I may say here that the word 'cut' makes absolutely no sense to me.

Let's look at his first three examples:

% Current Erlang
info_all(VHostPath, Items) ->
    map(VHostPath, fun (Q) -> info(Q, Items) end).

% With "cut"
info_all(VHostPath, Items) ->
    map(VHostPath, info(_, Items)).

% or
info_all(VHostPath, Items) ->
    map(VHostPath, cut(info(_, Items))).

% Current Erlang again:
info_all(V_Host_Path, Items) ->
    [info(Q, Items) || Q <- V_Host_Path].

% Current Erlang
backing_queue_timeout(State = #q{backing_queue = BQ}) ->
        fun (M, BQS) -> M:timeout(BQS) end, State).

% With "cut"
backing_queue_timeout(State = #q{backing_queue = BQ}) ->
    run_backing_queue(BQ, _:timeout(_), State).

% or
backing_queue_timeout(State = #q{backing_queue = BQ}) ->
    run_backing_queue(BQ, cut(_:timeout(_)), State).

And here's just what I learned to hate in Eiffel:  the
correspondence between place-holders and parameters
is positional.  Suppose I want

	fun (BQS, M) -> M:timeout(BSQ) end

then I am out of luck.  You _can't_ do that with "_".

% Current Erlang
reset_msg_expiry_fun(TTL) ->
    fun (MsgProps) ->
        MsgProps#message_properties{expiry = calculate_msg_expiry(TTL)}

% With "cut"
reset_msg_expiry_fun(TTL) ->
    _#message_properties{expiry = calculate_msg_expiry(TTL)}.

% or
reset_msg_expiry_fun(TTL) ->
    cut(_#message_properties{expiry = calculate_msg_expiry(TTL)}).

A reminder here that there is a difference between a 'fun' equivalent
in other languages and a 'cut' equivalent:  in the 'fun' equivalent
the other arguments are evaluated when the closure is *called*, while
in the 'cut' equivalent the other arguments are evaluated when the
closure is *defined*.  If calculate_msg_expiry/1 has side effects,
the two functions of reset_msg_expiry_fun/1 are not (if "cut" is
implemented for least surprise) equivalent.
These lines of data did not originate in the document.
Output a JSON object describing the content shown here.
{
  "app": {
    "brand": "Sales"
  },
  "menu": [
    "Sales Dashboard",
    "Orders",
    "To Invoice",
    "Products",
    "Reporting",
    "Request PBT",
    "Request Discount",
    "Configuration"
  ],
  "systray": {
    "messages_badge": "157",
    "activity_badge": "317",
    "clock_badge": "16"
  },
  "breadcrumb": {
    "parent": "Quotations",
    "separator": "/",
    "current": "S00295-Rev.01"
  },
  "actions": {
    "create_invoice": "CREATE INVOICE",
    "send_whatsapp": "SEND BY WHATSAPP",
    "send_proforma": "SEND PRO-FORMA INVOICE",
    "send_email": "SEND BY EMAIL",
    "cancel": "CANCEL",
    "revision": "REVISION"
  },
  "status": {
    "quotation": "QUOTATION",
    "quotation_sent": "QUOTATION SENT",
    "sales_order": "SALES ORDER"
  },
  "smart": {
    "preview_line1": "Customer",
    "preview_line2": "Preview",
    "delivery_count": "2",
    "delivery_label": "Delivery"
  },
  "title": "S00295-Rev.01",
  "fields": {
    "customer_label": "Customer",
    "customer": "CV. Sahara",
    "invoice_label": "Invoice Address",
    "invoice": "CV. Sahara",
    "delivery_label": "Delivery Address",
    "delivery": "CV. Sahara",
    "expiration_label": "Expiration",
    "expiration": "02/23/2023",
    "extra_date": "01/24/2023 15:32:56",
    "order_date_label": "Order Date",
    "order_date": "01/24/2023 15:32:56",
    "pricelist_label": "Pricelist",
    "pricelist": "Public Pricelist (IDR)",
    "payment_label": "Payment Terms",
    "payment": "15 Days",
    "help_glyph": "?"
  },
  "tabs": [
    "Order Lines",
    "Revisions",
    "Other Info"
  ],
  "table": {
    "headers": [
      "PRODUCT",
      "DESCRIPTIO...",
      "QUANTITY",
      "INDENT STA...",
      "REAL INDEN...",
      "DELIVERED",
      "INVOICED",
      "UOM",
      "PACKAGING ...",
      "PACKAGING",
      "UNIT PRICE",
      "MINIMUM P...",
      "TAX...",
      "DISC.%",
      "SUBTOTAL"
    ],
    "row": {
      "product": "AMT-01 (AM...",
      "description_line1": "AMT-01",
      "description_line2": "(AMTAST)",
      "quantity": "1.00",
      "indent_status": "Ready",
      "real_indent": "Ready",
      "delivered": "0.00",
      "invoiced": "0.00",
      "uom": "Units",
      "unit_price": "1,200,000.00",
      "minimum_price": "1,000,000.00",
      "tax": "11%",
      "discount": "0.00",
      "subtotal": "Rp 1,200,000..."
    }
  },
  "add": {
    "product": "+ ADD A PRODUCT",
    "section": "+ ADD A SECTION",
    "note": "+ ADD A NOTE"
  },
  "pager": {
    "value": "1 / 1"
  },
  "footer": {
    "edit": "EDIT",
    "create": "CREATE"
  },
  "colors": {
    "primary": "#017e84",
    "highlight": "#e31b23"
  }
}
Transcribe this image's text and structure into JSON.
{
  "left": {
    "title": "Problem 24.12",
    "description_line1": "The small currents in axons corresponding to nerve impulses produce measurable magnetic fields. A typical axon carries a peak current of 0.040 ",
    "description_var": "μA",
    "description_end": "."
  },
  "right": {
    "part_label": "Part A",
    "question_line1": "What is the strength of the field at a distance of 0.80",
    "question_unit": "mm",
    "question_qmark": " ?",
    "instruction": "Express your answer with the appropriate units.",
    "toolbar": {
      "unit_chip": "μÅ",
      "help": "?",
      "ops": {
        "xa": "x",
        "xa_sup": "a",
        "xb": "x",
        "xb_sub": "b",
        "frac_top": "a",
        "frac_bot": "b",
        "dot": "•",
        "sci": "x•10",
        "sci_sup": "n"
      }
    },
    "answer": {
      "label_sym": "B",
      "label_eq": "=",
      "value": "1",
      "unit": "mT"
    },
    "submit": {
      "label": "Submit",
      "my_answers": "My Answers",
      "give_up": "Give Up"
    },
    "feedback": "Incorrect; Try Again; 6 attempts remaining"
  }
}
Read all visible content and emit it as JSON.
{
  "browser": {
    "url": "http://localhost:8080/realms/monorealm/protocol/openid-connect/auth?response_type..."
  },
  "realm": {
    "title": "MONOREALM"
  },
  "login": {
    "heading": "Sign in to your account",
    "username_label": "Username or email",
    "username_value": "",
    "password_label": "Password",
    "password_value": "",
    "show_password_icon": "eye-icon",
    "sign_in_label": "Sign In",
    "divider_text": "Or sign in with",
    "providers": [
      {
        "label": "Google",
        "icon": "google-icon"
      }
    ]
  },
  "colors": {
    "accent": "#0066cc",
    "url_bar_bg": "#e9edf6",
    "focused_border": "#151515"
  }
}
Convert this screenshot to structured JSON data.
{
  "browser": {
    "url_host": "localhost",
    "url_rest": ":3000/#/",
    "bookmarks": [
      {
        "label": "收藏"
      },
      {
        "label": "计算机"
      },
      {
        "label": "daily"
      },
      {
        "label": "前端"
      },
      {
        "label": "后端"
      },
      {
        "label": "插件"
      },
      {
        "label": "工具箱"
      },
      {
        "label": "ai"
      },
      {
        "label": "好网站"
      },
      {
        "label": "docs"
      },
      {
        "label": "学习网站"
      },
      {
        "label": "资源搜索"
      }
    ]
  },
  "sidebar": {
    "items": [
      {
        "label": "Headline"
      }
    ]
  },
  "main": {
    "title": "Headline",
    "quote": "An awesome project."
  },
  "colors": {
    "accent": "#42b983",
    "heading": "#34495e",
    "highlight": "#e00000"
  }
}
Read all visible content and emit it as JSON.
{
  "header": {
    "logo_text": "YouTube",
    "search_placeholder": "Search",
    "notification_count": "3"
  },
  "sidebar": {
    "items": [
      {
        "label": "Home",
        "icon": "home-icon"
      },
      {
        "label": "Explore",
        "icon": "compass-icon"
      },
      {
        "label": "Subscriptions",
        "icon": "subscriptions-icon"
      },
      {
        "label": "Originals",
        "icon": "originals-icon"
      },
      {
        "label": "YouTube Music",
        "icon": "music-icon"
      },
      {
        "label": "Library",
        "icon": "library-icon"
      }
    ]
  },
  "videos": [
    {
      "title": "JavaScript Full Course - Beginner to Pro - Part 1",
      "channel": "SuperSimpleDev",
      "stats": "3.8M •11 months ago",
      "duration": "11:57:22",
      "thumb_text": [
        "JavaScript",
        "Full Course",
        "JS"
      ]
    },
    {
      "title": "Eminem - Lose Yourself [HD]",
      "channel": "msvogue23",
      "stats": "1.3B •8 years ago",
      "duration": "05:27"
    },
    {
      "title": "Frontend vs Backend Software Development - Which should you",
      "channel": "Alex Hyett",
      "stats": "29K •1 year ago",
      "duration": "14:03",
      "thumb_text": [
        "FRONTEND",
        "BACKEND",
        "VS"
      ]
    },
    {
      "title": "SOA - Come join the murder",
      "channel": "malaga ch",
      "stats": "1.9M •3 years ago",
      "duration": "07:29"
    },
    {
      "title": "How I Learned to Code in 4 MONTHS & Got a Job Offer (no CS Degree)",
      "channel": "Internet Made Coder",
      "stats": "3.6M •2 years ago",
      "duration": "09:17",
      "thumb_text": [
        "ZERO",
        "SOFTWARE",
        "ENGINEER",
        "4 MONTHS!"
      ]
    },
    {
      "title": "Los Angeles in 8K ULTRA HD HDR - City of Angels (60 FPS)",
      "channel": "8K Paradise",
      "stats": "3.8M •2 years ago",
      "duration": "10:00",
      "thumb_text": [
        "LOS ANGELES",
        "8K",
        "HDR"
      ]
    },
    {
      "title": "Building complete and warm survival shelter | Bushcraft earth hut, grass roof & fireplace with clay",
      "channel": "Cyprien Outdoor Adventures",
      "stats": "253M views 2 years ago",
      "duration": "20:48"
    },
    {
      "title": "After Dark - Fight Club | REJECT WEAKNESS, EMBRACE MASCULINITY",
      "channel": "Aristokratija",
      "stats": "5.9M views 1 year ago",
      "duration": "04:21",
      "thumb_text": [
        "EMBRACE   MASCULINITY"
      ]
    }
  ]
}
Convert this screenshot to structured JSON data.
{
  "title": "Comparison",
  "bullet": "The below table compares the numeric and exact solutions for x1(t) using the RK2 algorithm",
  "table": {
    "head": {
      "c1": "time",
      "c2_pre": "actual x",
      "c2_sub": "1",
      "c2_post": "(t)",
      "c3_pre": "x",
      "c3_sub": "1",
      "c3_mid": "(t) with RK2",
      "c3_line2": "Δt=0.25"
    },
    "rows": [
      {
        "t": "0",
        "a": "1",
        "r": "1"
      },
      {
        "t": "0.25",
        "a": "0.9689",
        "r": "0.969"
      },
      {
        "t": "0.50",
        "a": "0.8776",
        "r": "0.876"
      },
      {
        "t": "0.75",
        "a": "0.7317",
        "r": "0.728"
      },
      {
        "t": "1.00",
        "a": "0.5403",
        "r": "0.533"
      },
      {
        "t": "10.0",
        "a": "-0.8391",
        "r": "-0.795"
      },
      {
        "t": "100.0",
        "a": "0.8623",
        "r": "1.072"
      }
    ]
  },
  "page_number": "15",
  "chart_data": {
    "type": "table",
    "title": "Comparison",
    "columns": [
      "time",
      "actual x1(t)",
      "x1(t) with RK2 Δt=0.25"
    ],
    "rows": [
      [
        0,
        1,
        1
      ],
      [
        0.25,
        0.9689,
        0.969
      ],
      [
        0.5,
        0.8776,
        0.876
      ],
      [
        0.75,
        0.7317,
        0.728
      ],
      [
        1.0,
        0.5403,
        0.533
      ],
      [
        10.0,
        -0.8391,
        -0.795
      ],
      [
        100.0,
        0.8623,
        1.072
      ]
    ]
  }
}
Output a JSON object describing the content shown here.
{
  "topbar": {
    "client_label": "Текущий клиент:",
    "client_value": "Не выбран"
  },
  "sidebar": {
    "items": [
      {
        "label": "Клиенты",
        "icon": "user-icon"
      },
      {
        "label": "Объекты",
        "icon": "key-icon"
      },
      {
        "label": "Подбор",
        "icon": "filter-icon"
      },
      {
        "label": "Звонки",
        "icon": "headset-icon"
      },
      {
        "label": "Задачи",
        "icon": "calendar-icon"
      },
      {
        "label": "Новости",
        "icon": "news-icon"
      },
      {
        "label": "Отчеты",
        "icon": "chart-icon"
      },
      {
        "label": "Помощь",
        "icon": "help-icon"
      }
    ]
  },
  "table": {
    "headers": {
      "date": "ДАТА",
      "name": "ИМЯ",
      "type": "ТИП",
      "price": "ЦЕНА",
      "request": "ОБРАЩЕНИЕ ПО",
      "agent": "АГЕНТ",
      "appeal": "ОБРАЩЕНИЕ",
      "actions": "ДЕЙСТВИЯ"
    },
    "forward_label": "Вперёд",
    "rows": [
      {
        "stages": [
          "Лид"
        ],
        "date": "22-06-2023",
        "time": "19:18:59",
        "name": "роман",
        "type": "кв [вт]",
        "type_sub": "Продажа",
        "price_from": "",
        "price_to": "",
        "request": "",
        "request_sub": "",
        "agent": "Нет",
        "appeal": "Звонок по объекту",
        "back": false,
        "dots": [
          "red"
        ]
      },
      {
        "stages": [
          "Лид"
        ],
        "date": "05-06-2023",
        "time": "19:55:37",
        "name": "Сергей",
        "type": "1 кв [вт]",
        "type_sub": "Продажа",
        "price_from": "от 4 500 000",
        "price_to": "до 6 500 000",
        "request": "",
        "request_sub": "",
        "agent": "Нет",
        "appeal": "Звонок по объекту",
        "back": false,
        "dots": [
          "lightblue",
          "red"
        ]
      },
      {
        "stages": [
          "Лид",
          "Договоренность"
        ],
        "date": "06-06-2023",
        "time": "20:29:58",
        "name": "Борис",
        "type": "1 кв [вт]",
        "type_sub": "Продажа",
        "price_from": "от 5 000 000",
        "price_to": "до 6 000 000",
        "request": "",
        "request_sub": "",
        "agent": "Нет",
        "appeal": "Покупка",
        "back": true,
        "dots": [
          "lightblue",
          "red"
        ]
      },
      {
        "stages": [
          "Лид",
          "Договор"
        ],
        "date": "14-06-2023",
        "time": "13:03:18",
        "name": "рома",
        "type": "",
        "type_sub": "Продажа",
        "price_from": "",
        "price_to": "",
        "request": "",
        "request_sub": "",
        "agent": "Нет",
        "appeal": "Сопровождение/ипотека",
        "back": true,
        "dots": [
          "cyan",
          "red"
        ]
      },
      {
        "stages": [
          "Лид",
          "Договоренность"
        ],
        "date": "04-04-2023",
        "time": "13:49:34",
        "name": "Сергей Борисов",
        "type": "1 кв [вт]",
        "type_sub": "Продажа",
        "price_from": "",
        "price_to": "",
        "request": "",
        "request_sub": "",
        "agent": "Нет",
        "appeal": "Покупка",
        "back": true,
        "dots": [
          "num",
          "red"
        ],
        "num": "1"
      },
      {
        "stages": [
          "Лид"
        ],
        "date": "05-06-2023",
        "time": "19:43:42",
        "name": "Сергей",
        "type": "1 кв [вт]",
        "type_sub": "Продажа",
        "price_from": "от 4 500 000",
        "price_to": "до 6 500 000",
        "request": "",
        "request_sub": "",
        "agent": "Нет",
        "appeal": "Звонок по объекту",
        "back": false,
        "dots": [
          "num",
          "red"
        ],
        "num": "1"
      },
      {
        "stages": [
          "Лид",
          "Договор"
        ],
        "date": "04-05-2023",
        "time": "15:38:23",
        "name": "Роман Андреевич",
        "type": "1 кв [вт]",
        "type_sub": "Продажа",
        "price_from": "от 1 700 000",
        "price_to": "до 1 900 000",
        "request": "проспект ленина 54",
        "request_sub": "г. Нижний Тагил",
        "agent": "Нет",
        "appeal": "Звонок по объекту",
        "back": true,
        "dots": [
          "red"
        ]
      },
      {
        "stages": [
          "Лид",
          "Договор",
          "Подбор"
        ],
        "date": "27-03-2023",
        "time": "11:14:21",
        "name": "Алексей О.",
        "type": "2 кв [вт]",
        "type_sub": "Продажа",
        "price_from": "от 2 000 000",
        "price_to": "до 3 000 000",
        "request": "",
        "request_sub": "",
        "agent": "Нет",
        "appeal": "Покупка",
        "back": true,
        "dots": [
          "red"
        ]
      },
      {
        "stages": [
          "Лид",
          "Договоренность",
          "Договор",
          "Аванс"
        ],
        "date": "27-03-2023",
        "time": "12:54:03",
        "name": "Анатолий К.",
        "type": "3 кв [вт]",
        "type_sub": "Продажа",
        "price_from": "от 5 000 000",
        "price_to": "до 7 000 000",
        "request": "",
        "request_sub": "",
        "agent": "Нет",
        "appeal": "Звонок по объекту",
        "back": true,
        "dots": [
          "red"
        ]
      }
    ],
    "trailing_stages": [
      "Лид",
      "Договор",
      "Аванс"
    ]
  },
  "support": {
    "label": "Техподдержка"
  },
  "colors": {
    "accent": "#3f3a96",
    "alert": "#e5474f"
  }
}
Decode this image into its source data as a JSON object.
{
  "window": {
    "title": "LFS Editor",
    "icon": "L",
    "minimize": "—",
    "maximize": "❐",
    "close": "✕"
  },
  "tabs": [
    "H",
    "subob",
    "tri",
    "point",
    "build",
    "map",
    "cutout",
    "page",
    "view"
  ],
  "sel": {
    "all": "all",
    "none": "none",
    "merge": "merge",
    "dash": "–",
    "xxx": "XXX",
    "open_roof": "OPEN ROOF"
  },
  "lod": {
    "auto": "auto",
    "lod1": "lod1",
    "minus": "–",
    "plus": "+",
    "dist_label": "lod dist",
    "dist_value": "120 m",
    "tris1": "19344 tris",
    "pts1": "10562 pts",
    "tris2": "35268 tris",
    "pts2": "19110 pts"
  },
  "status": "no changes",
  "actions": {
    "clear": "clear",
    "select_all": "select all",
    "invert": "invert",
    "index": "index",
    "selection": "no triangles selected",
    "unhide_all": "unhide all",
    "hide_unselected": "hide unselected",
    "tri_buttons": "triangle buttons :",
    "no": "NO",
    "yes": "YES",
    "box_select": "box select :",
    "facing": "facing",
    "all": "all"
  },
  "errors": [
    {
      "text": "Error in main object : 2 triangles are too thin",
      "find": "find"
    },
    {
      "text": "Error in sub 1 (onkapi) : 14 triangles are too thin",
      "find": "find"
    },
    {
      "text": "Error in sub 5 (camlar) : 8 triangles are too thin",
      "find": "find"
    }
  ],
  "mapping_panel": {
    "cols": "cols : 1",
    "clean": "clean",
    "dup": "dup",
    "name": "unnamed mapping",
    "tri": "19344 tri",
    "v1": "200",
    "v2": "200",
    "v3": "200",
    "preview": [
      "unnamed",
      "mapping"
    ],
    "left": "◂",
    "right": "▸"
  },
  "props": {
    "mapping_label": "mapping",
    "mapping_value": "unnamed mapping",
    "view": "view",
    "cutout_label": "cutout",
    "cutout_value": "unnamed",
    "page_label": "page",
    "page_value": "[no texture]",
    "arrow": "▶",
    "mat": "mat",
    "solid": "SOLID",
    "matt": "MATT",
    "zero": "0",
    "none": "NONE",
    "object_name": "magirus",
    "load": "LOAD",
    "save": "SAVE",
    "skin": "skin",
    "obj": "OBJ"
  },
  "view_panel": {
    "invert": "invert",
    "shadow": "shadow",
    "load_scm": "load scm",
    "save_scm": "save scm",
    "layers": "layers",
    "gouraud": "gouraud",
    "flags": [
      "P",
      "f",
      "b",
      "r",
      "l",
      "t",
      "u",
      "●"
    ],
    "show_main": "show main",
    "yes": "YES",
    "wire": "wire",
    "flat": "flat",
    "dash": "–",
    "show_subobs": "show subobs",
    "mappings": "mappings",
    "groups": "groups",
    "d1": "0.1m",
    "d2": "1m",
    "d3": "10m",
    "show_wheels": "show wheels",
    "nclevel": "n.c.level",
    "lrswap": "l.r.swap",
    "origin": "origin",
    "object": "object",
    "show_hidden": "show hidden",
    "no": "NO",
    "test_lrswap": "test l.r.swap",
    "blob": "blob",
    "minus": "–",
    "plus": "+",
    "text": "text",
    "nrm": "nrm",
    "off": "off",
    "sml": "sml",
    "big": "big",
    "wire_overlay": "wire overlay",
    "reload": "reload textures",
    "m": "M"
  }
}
Now let's look at some other funs:

    AC = spawn_link(fun() -> init(Init, KernelApp) end),

Without the "cut" keyword, "_" is no help because you would
not be able to tell
	init(Init, KernelApp)	-- the call
from	init(Init, KernelApp)	-- the closure
So it's clear that the "cut" keyword (or rather, something meaningful
to play the same rôle) is necessary if we want to do

    AC = spawn_link(cut(init(Init, KernelApp))).

               fun([{{loaded, AppName}, #appl{descr = Descr, vsn = Vsn}}]) ->
                       {true, {AppName, Descr, Vsn}};
                  (_) ->

"_" cannot help here because
 - there are two clauses
 - one of them involves pattern matching.

    map(fun([Key, Val]) -> {Key, Val} end, <expr>)

"_" cannot help here because of pattern matching.

            lists:foreach(fun(Appl) ->
                                  ets:insert(ac_tab, {{loaded, Appl#appl.name},
                          end, NewAppls),

This could be done better as
	[ets:insert(ac_tab, {{loaded, Appl#appl.name}, Appl}) || Appl <- NewAppls]

	fun ({Name, Id}) ->
	    case Id
	      of ...

"_" cannot help here because the body is not a simple function call.
The argument involves pattern matching.
If it were fun (Name, Id) -> case Id of ...
we'd still be stuck because Name isn't the first parameter to appear in the body.

I began a survey of 'fun's in the kernel/ directory.
Out of the first 22, one could use "_".  I have to go and pick up my daughter
from school, so I don't have time to finish this survey yet.

However, it doesn't look like that much of a win so far.

More information about the erlang-questions mailing list